Business success stories may start from a new (or borrowed) idea followed by a continuous process of improvement. This is the iphone story, and part of the “Toyota Way” known for “Kaisen“ or “change for the better” . Did you know that Toyota makes thousands of improvements a year based on real market feedback?
Taking market feedback into your improvement process is a real sign that you are listening to your market and the market can reward your business handsomely for this.
But can you expect the market to think outside the box on your behalf?
Extra Chunky taste buds …
Malcolm Gladwell tells the story of the food expert Dr Howard Moskowitz who discovered during the 1980s that one third of Americans would like “extra chunky” spaghetti sauce while not one spaghetti sauce maker was making it. When Prego took on his advice, they immediately took over the market and made $600m in 10 years from this extra “chunky” line alone.
Moskowitz did not simply dream up this sauce.

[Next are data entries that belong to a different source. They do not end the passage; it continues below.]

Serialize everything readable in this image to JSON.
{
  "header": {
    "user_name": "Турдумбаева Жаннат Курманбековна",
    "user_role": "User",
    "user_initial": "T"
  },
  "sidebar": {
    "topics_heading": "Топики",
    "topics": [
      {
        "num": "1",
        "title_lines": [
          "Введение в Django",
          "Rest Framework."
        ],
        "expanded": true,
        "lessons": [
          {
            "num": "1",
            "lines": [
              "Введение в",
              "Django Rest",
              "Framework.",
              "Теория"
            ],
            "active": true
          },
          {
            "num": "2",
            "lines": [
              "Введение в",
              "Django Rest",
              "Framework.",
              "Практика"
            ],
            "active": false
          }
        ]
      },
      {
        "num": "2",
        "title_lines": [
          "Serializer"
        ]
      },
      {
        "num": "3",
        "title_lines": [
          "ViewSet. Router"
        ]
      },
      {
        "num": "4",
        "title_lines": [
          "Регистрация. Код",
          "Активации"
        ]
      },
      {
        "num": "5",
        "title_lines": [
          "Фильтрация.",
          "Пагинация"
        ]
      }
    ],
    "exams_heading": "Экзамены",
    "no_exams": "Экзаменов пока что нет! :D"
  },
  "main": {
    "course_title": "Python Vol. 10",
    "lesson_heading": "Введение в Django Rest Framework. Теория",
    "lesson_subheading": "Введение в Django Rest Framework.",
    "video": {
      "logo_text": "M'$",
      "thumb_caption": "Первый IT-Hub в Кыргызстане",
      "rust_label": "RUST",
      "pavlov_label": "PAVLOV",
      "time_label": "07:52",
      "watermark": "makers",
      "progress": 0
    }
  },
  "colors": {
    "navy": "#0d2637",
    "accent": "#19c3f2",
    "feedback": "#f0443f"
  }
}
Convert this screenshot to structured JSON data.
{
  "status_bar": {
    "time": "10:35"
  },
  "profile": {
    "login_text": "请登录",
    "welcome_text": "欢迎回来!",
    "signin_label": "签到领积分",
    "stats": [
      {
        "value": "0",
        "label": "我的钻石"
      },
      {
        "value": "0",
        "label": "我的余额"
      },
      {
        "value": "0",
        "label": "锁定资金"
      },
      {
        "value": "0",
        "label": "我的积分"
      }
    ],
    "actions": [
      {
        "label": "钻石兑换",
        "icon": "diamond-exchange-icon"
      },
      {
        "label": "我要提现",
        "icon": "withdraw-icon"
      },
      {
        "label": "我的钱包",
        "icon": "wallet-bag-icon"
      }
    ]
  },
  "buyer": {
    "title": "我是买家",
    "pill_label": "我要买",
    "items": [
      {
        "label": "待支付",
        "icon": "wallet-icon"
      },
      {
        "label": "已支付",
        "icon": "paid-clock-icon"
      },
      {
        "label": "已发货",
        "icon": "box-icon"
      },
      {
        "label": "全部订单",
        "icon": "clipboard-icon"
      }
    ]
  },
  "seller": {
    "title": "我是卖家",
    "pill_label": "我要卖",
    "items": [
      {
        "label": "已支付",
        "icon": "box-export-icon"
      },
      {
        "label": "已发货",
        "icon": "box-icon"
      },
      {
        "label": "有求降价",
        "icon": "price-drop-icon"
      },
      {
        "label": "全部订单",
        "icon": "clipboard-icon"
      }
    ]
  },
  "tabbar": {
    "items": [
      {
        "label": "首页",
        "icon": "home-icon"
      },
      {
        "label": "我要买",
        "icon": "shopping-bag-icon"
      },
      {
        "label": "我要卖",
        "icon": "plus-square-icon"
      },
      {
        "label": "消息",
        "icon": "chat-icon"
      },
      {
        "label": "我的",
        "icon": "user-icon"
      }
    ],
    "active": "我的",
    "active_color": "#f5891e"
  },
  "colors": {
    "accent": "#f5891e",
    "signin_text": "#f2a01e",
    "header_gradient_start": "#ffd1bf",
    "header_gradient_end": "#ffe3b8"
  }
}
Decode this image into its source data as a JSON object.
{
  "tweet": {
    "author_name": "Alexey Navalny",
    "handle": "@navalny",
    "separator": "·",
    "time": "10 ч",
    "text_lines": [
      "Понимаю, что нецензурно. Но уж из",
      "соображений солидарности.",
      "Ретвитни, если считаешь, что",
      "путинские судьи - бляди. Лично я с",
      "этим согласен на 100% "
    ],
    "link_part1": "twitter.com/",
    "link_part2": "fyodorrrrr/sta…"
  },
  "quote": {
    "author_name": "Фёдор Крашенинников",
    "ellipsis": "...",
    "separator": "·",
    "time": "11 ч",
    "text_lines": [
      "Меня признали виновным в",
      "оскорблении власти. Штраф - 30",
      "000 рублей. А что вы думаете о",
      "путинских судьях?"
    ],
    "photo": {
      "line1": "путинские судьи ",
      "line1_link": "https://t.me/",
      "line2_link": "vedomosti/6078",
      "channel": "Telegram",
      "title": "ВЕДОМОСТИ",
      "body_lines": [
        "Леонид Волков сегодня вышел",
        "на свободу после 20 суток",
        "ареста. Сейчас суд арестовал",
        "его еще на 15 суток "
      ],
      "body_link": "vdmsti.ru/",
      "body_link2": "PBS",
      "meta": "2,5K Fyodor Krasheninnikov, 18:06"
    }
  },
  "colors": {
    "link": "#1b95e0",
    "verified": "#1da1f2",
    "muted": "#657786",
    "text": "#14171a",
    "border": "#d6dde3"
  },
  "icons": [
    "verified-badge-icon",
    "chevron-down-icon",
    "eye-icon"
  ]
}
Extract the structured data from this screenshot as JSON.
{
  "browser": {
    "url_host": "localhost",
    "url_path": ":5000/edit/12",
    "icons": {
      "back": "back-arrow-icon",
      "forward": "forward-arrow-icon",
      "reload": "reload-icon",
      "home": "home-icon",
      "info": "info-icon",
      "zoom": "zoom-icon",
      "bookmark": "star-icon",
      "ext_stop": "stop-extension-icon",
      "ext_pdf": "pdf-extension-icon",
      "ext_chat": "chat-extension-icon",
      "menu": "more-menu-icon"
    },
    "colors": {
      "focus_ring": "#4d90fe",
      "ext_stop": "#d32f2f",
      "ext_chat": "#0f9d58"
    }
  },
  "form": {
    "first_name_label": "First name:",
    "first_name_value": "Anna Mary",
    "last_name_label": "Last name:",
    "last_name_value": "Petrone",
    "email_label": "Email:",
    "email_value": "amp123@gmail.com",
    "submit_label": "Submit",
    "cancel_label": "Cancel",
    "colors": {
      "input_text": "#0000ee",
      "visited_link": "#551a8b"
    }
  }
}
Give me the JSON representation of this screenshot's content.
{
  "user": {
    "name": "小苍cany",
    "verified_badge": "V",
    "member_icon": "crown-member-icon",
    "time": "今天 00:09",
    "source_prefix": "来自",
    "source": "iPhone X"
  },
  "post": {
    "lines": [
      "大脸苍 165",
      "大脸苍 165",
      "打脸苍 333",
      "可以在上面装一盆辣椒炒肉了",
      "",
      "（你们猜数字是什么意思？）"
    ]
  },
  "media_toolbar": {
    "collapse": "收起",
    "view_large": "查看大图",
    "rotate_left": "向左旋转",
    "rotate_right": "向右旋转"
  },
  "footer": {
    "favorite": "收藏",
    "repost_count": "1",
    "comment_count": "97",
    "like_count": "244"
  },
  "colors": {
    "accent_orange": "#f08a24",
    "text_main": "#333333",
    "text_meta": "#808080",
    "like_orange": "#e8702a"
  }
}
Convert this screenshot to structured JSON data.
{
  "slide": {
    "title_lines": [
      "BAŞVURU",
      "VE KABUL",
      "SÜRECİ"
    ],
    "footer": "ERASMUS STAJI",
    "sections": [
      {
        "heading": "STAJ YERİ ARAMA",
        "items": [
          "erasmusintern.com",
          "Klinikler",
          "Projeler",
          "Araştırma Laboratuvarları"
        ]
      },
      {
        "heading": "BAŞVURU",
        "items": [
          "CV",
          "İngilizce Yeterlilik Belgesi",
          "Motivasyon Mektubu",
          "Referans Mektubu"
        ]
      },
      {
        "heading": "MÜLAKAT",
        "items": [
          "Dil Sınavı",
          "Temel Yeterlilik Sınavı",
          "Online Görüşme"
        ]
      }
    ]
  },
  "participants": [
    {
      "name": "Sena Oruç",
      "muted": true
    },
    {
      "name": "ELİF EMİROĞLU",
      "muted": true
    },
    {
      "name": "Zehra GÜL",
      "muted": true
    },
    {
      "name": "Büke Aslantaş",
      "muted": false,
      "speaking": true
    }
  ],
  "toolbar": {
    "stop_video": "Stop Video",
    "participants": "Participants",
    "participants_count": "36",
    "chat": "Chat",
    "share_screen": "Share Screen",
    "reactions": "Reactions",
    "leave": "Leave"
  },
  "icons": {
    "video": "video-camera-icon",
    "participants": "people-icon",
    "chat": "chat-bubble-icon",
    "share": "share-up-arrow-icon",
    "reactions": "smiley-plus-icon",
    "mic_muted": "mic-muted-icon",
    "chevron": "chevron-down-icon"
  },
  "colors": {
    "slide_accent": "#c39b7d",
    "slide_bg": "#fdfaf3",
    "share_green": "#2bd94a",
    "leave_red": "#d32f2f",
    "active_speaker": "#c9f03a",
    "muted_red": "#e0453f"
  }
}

He conducted experiments on thousands of testers with every conceivable variation and combination in taste and texture (sweet, chilli, thin, chunky, etc). Then instead of looking for the “most popular“ taste, the Holy Grail for food experts, he had the insight to group the results into different segments, and so discovered the “extra chunky” group.
When Moskowitz moved away from the notion of a perfect and “authentic” Italian sauce that everyone was so focused on, he realized that consumers’ tastes in spaghetti sauce are in fact segmented into three groups: plain, spicy, and extra chunky.
Moskowitz was ignored by Pepsi years earlier during the 1970s for a similar advice, that there is no “perfect diet Pepsi” with the perfect amount of sweetness, but “perfect Pepsis” each for a different group of consumers.
What is more important is that Americans could not “know” that they like extra chunky sauce, just as they did not know they’d like a car instead of a faster horse.
Your clients’ feedback can be very helpful in the continuous improvement of your products or services. They can attend your focus groups but do not expect them to think outside the box on your behalf.
‘It’s really hard to design products by focus groups. A lot of times, people don’t know what they want until you show it to them.’ Steve Jobs.
‘How you gather, manage and use information will determine whether you win or lose.’ Bill Gates.